Although Mississippi has a painful past, we should reflect on how far we have come and continue to uplift our communities for a better tomorrow—specifically Black communities.
My late husband Randy McLaughlin, a former truck driver, built a small business buying cars and offering them at an affordable price to single moms and others needing reliable transportation. He wanted families to have a car without the burden of a car payment. Randy recognized how lifting up one family could benefit others, and how helping a neighbor had an impact on the neighborhood. He saw the potential of taking that philosophy and expanding it to an online environment.
In 2016, Randy aspired to bring together Black small-business owners in Mississippi to collaborate, communicate, and support each other as they grow their businesses and strengthen their communities. He also wanted to provide a platform for productive feedback from the public about how the small businesses in our community could better serve their customers.
Randy always said, “If they don’t know, they can’t fix it,” so he created the Mississippi Black Owned Business Facebook Group. It went from 50 members to 500 seemingly overnight, and we now have 1,600 business owners committed to helping their fellow Mississippi entrepreneurs prosper.
Online Business Community Inspires Collaboration
After he died last year, I saw the love that was pouring out from the members to each other and knew the group had to live on. I’ve continued to carry on his legacy through this online community, and I know he smiles every time someone shares an exciting update or makes a meaningful connection. Members assist one another and help their fellow entrepreneurs become better business owners. They’ve hosted pop-up shops for each other, offered advice and become mentors to others who have a dream.
I love that spirit of collaboration and support, but I know we can do more.
Members of the Facebook group have also become mentors to teens and young adults through my nonprofit, called Infinity Youth. We focus on academics while providing young people the necessary tools for a more successful tomorrow. Our hub may be in Mississippi, but our reach is now worldwide, thanks to the power of social media. We provide ACT and SAT test prep, tutoring, mentoring and self-motivational workshops.

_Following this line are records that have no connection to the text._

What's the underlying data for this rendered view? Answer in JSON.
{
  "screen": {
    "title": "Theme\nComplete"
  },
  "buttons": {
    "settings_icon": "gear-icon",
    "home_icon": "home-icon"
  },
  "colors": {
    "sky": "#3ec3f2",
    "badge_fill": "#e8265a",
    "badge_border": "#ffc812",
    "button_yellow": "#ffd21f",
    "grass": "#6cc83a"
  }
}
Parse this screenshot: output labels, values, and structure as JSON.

Our “Road to Success” program includes college tours and a spring business expo. We help students identify their interests and then connect them with business owners and working professionals for mentorship. They’re shadowing professionals in a variety of fields, learning about different trades and seeing what the future may hold for them. They’re also learning how to eliminate debt, build credit and find a pathway to success. There’s nothing wrong with working in corporate America, but we want our youth to also know that they can be an entrepreneur, and be their own boss.

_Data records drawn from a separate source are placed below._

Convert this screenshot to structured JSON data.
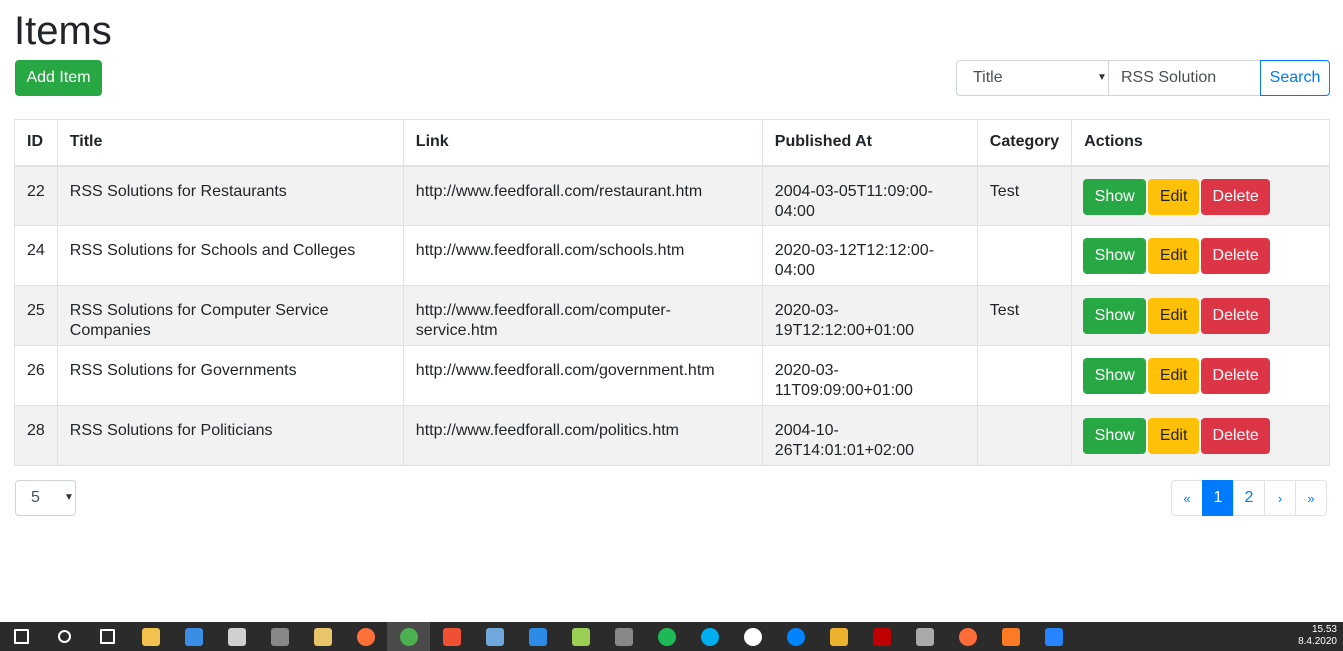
{
  "page": {
    "title": "Items"
  },
  "toolbar": {
    "add_label": "Add Item"
  },
  "search": {
    "field": "Title",
    "query": "RSS Solution",
    "button_label": "Search"
  },
  "table": {
    "headers": {
      "id": "ID",
      "title": "Title",
      "link": "Link",
      "published": "Published At",
      "category": "Category",
      "actions": "Actions"
    },
    "action_labels": {
      "show": "Show",
      "edit": "Edit",
      "delete": "Delete"
    },
    "rows": [
      {
        "id": "22",
        "title": "RSS Solutions for Restaurants",
        "link": "http://www.feedforall.com/restaurant.htm",
        "published": "2004-03-05T11:09:00-04:00",
        "category": "Test"
      },
      {
        "id": "24",
        "title": "RSS Solutions for Schools and Colleges",
        "link": "http://www.feedforall.com/schools.htm",
        "published": "2020-03-12T12:12:00-04:00",
        "category": ""
      },
      {
        "id": "25",
        "title": "RSS Solutions for Computer Service Companies",
        "link": "http://www.feedforall.com/computer-service.htm",
        "published": "2020-03-19T12:12:00+01:00",
        "category": "Test"
      },
      {
        "id": "26",
        "title": "RSS Solutions for Governments",
        "link": "http://www.feedforall.com/government.htm",
        "published": "2020-03-11T09:09:00+01:00",
        "category": ""
      },
      {
        "id": "28",
        "title": "RSS Solutions for Politicians",
        "link": "http://www.feedforall.com/politics.htm",
        "published": "2004-10-26T14:01:01+02:00",
        "category": ""
      }
    ]
  },
  "per_page": "5",
  "pagination": {
    "first": "«",
    "pages": [
      "1",
      "2"
    ],
    "current": "1",
    "next": "›",
    "last": "»"
  },
  "taskbar": {
    "icons": [
      "windows-start-icon",
      "search-icon",
      "task-view-icon",
      "file-explorer-icon",
      "mail-icon",
      "calculator-icon",
      "app-icon",
      "paint-icon",
      "firefox-icon",
      "chrome-icon",
      "git-icon",
      "virtualbox-icon",
      "vscode-icon",
      "notepad-icon",
      "app-icon",
      "spotify-icon",
      "skype-icon",
      "wechat-icon",
      "messenger-icon",
      "slack-icon",
      "filezilla-icon",
      "database-icon",
      "postman-icon",
      "xampp-icon",
      "sourcetree-icon"
    ],
    "time": "15.53",
    "date": "8.4.2020"
  },
  "colors": {
    "success": "#28a745",
    "warning": "#ffc107",
    "danger": "#dc3545",
    "primary": "#007bff",
    "taskbar": "#2b2b2b"
  }
}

As a small business owner himself, Randy wanted everyone with a small business dream to have a fair chance at entrepreneurship and success. The Mississippi Black Owned Business Facebook group welcomes people of all ethnic backgrounds to promote a community of inclusion and tolerance. By sharing business updates, promoting our products and posting about hiring opportunities, we are able to virtually network with like-minded small business owners. It’s truly amazing how a simple post or taking a minute out of your day to elevate a brand online can have such a meaningful impact on businesses.

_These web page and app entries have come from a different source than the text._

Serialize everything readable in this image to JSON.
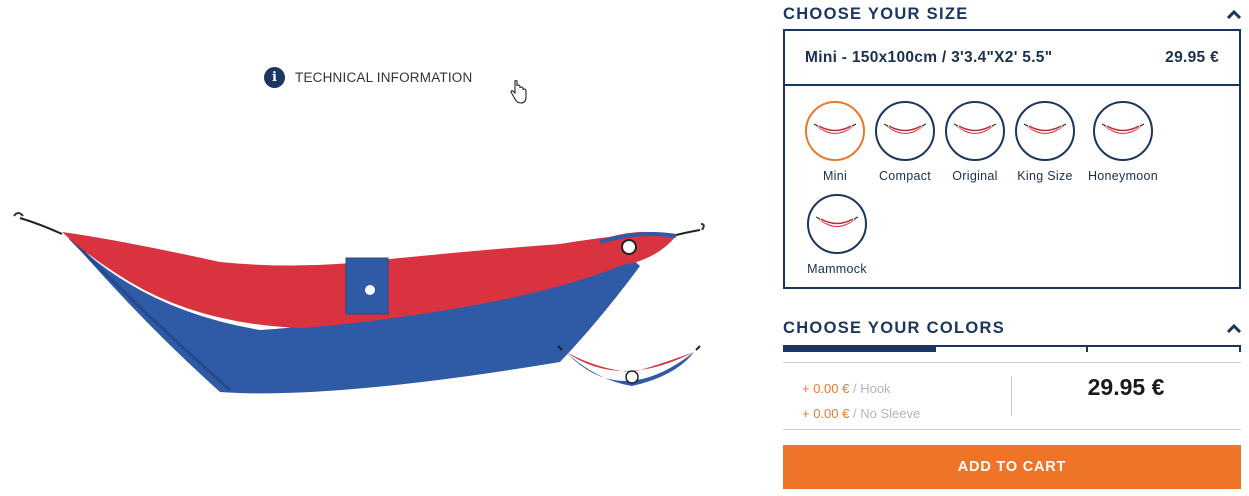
{
  "tech_info": {
    "label": "TECHNICAL INFORMATION",
    "icon": "info-icon"
  },
  "size_section": {
    "title": "CHOOSE YOUR SIZE",
    "selected": {
      "name": "Mini - 150x100cm / 3'3.4\"X2' 5.5\"",
      "price": "29.95 €"
    },
    "options": [
      {
        "label": "Mini",
        "selected": true
      },
      {
        "label": "Compact",
        "selected": false
      },
      {
        "label": "Original",
        "selected": false
      },
      {
        "label": "King Size",
        "selected": false
      },
      {
        "label": "Honeymoon",
        "selected": false
      },
      {
        "label": "Mammock",
        "selected": false
      }
    ]
  },
  "colors_section": {
    "title": "CHOOSE YOUR COLORS",
    "extras": [
      {
        "price": "+ 0.00 €",
        "label": "/ Hook"
      },
      {
        "price": "+ 0.00 €",
        "label": "/ No Sleeve"
      }
    ],
    "total": "29.95 €"
  },
  "cart_button": "ADD TO CART",
  "colors": {
    "navy": "#1b3660",
    "orange": "#ee7428",
    "hammock_red": "#d8333f",
    "hammock_blue": "#2f5aa6"
  }
}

Remember, it’s not enough just to say you support Black businesses. Supporting Black companies means investing in the products and services so Black business owners can provide for their families and continue to give back to their neighborhoods. We need our youth to see success comes in all colors, and that everyone has a chance for a brighter future.
Black History Month is a time to recognize and celebrate Black individuals who have achieved great things while breaking centuries-old racial and stereotypical barriers. However, February is over. I urge you to support Black-owned businesses throughout the year.
We all must continue to build up our Black-owned business community and emphasize the uniqueness and cultural diversity of Mississippi.
This MFP Voices essay does not necessarily represent the views of the Mississippi Free Press, its staff or board members. To submit an essay for the MFP Voices section, send up to 1,200 words and factcheck information to [email protected] We welcome a wide variety of viewpoints.